If any of them are likely to be longer than 24 hours, then you will need to pay particular attention on how you input them. My Excel Formulae and Formats for Time Differences carries a full explanation of how Excel accommodates time and how we need to appreciate that when attempting to input times exceeding 24 hours.

*I am a new user of OpenOffice. I have a spreadsheet in Excel that I use to calculate my hours worked each shift, day, week, and month. I cannot seem to figure out how to get OpenOffice to calculate more than 24 hours in a cell I have for a weekly total.*What you're seeing in the Result row is the time in B4 expressed as a fraction of 1 day.

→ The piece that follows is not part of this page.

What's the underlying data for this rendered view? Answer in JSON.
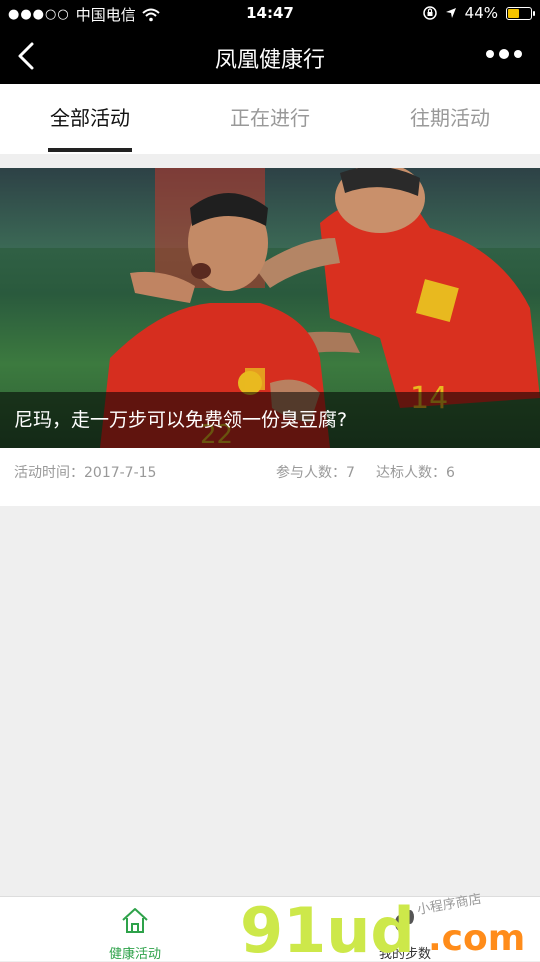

For example, if you multiply the value in B4 by 24, you'll get 17.95, i.e. 17.95 hours out of a total of 24. Formatting the Date Result. In many scenarios, you'll want to format the result of your TIMEVALUE formula so it displays as an actual time. Timesheet Formula - Calculate Hours Worked Between Specific Times; Format Time Cell For Greater Than 24 Hours: Hours & Minutes Only; Solve Between 24 And 48 Hours OR Less Than 24 Hours OR Greater Than 48 Hours; Difference Between Dates And Times In Days , Hours Mins ( Working Hours ) Count Hours Between 2 Times Based On Hours In Another Cell For example, if you spent four-and-one-half hours on a task, enter 4.5 on your timesheet. If you spent 24 minutes on a task, enter 0.4 on your timesheet. Ask your project manager, your supervisor or your client if there is a policy about rounding time up or down to the nearest one-tenth of an hour.